In the interest of supply and demand, SanDisk and Toshiba have entered a joint agreement to build a massive NAND fabrication facility in Japan. Due to the rise in demand and sales of devices such as portable MP3 players and other portable storage devices, NAND flash memory technology is clearly becoming the storage technology of choice. In regards to capacity, hard drive based storage is also popular, but due to the risk of damaging the hard drive because of sudden movements, NAND flash technology offers data security fo consumers.

In the interest of supply and demand, SanDisk and Toshiba have entered a joint agreement to build a massive NAND fabrication facility in Japan. Due to the rise in demand and sales of devices such as portable MP3 players and other portable storage devices, NAND flash memory technology is clearly becoming the storage technology of choice. In regards to capacity, hard drive based storage is also popular, but due to the risk of damaging the hard drive because of sudden movements, NAND flash technology offers data security for consumers.

Both SanDisk and Toshiba are pooling resources together to build a large 300mm fabrication facility to compliment Toshiba’s current 300mm facility which is operating in Yokkaichi, Japan. According to Mr. Masashi Muromachi, Toshiba Semiconductor’s President and CEO said “we will maintain leadership in the market through continued proactive capital investments in production capacity and advanced process technology and multi-level cell technology. Fab 4 will further secure our ability to respond to demand for higher-density NAND flash in this rapidly growing market.”

The two companies have announced that construction of the new facility will begin in August of this year and is expected to be complete by Q4’07. Initial production runs of NAND flash memory will also commence in Q4’07.

Intel also recently spoke about the future of NAND flash memory technology at IDF earlier this year.
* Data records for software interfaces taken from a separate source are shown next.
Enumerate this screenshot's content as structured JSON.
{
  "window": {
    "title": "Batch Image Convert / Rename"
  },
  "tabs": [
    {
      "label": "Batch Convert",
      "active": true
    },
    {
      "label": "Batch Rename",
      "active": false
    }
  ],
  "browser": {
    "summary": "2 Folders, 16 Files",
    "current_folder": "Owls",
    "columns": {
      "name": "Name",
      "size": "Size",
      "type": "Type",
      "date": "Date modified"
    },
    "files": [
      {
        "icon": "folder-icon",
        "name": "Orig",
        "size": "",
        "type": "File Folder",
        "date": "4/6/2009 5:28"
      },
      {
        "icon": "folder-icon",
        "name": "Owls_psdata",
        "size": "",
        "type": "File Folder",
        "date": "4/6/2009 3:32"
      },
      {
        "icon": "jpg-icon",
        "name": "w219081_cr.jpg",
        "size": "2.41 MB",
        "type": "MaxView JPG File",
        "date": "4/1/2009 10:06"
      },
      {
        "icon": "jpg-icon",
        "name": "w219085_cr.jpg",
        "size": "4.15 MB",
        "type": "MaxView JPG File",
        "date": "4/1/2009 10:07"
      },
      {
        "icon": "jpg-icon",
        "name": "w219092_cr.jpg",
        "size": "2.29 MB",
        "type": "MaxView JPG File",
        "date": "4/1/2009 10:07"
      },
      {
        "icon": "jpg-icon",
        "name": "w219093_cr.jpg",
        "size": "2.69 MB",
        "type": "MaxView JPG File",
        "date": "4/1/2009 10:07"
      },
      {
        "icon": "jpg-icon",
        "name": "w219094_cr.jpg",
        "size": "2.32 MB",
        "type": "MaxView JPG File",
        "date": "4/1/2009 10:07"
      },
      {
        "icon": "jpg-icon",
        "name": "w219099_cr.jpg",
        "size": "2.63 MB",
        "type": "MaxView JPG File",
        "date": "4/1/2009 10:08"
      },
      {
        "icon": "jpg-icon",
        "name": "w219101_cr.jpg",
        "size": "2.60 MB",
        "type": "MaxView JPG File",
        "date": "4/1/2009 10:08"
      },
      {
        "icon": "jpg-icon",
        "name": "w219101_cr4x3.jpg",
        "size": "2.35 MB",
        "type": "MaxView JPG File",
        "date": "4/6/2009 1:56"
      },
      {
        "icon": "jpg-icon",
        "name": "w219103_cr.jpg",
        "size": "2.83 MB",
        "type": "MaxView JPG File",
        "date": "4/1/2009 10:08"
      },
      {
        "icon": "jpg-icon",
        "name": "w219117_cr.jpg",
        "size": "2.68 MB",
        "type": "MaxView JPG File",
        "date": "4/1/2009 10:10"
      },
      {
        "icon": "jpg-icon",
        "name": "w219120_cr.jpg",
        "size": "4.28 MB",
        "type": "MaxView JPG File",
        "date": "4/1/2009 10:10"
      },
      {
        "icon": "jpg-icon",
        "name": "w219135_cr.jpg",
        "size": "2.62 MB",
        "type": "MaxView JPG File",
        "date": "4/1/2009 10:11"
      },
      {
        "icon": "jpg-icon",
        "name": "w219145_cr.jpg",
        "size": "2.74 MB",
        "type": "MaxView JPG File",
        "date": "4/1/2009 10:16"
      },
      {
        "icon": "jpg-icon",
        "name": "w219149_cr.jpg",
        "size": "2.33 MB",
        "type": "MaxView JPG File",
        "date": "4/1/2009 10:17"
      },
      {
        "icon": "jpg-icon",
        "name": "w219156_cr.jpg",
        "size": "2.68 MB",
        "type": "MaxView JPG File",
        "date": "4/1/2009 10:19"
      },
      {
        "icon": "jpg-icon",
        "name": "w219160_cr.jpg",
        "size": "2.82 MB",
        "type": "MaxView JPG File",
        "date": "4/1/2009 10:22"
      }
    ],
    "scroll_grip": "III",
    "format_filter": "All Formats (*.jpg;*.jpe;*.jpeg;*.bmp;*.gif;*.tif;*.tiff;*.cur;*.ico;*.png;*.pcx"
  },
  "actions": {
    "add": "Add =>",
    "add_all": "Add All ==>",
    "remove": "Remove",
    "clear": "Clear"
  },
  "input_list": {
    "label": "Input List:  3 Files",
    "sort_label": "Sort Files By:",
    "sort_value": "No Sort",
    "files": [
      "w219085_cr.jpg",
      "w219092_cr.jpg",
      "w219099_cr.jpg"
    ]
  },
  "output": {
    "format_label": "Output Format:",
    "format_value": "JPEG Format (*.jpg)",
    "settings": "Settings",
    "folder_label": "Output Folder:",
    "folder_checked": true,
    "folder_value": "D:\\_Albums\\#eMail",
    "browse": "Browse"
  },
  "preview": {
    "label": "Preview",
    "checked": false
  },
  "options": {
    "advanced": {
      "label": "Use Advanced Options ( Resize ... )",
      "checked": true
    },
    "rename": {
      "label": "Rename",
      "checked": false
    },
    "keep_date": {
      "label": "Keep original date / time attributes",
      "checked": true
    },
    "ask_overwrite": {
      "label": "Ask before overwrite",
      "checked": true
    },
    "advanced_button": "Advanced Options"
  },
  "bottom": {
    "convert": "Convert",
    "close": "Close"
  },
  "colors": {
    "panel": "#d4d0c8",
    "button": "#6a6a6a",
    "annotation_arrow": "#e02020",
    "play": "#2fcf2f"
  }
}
The company intends to integrate NAND flash memory into laptop and desktop designs to enable such things as faster boot and load times as well as reduce the energy costs associated with mechanical storage technologies.